Simplifying the design of inheritance tax - OTS publishes second report
This second report makes recommendations to make substantive aspects of the design of Inheritance Tax simpler, more intuitive and easier to operate.
The OTS is the independent adviser to government on simplifying the UK tax system, to make it easier for the taxpayer. The OTS makes recommendations for the government to consider. It does not implement changes - these are a matter for government and for parliament.
Following a consultation process which generated an unprecedented level of interest - and made it clear that many people had limited understanding about the way Inheritance Tax works - this report explores the design complexities of the tax.
Inheritance Tax applies primarily on death, but also to gifts made to individuals within 7 years of death and to lifetime gifts other than to individuals, charities and qualifying political parties.
The report contains 11 recommendations to deliver a more coherent and understandable structure of the tax. These are concentrated on three key areas of Inheritance Tax:
1 Lifetime gifts, including liability for paying any tax due on such gifts
2 Interaction with Capital Gains Tax
3 Businesses and Farms
Many of the problems identified are connected, so solving one in isolation would simply create knock-on issues in other areas. That is why some of the 7 recommendations consist of packages of changes that would need to be implemented together.

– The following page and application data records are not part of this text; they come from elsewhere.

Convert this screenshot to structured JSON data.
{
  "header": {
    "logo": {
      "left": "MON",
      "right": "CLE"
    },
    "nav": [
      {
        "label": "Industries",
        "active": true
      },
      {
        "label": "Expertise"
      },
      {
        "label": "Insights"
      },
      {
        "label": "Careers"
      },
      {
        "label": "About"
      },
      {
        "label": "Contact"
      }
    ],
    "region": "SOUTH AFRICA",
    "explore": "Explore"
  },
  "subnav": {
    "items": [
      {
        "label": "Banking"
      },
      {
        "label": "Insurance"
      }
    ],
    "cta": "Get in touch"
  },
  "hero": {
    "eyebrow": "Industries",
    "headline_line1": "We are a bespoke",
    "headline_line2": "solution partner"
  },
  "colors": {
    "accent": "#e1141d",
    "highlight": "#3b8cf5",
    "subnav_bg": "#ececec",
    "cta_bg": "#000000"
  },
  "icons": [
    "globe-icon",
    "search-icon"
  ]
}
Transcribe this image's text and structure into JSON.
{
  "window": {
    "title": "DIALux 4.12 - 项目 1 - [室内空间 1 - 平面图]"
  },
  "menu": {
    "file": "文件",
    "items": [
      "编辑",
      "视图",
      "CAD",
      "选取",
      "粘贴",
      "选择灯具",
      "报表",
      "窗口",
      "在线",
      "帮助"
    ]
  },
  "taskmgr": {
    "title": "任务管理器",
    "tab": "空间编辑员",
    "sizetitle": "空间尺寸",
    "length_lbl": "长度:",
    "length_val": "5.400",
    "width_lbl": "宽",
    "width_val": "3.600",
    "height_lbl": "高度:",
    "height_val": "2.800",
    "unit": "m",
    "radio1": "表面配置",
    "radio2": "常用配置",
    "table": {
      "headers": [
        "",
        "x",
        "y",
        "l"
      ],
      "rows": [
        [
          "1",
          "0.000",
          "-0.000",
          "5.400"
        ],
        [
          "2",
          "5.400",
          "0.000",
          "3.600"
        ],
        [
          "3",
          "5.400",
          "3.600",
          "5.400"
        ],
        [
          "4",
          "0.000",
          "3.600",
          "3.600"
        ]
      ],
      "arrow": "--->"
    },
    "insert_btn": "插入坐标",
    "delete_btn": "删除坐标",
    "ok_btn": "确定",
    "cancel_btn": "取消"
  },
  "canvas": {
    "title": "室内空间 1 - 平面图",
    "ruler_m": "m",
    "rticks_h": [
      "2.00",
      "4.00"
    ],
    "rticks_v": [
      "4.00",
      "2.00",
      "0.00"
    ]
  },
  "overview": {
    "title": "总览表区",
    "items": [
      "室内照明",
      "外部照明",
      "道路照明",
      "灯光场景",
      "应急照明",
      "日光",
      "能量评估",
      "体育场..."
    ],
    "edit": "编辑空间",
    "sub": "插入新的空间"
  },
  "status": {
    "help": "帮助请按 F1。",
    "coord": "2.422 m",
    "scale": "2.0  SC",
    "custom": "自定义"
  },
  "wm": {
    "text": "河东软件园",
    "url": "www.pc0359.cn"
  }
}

Four main areas are grouped as packages, where some elements have an Exchequer cost and others raise money. They are: the taxation of lifetime gifts; looking at who pays tax where lifetime gifts are taxable; simpler exemptions for lifetime gifts; and a review of business exemptions to ensure they are focused on the policy goals and are consistent across different taxes.
The report recommends:
- replacing the multiplicity of lifetime gift exemptions with a single personal gift allowance, to be set at a sensible level, and incorporating an increased lower threshold for small gifts. The exemption for regular gifts out of surplus income should be reformed or replaced with a higher personal gift allowance.
- the 7-year period be shortened to 5 years (significantly reducing the workload on executors), taper relief should be abolished (as many find it works in a counter-intuitive way) and the ’14 year rule’ should end. Data made public for the first time shows the tax paid on gifts 6 or 7 years before death is low.
- where there is Inheritance Tax to pay on lifetime gifts, the government should explore options for simplifying and clarifying the rules on who is liable to pay this tax, and how the £325,000 threshold is allocated between different recipients.
- where a relief or exemption from Inheritance Tax applies, the government should consider removing the capital gains uplift and instead provide that the recipient is treated as acquiring the assets at the historic base cost of the person who has died.
- consider whether it continues to be appropriate for the level of trading activity for BPR to be set at a lower level than that for gift holdover relief or entrepreneurs’ relief.
- review the treatment of indirect non-controlling holdings in trading companies.
- consider whether to align the Inheritance Tax treatment of furnished holiday lets with that of Income Tax and Capital Gains Tax, where they are treated as trading providing that certain conditions are met.
- the government should consider ensuring that death benefit payments from term life insurance are Inheritance Tax free on the death of the life assured without the need for them to be written in trust.
- the government should review the POAT rules and their interaction with other Inheritance Tax anti-avoidance legislation to consider whether they function as intended and whether they are still necessary.
- since the residence nil rate band is still relatively new, more time is needed to evaluate its effectiveness before recommendations can be made on how best to simplify it. Chapter 10 of the report sets out respondents’ suggestions for simplification, which the OTS invites the government to consider when reviewing this area of policy.
- the OTS has received comments suggesting that the Inheritance Tax regime for trusts is too complicated. These are set out in Chapter 11 of the report for the government to consider in the context of that broader consultation.
- since 2012, where a person leaves 10% or more of their net estate to a charity, the rate of Inheritance Tax payable on their estate is reduced to 36%. As this relief will take time to fully embed itself, no recommendations have been made on changes to the 36% rate.
Interestingly, on the subject of IHT and ill-health pension transfers, the OTS said the below:
'The OTS has heard that the operation of the two-year rule regarding gratuitous benefits is causing a high degree of uncertainty for financial advisers because at the time of undertaking such transfers, there can be no certainty as to whether a transfer will be considered to be creating a gratuitous benefit.
The OTS understands that in practice, it is very unusual for HMRC to argue that there has been a transfer of value. HMRC will only argue that a transfer of value has arisen where there is evidence of an intention to confer a gratuitous benefit.'
Kathryn Cearns, OBE, OTS Chairman said 'Although only a small number of people pay Inheritance Tax each year, a far greater number worry about it. The OTS’s packages of recommendations would go some way to achieving the goal of making the tax easier to understand and simpler to comply with.'
The full report can be accessed below.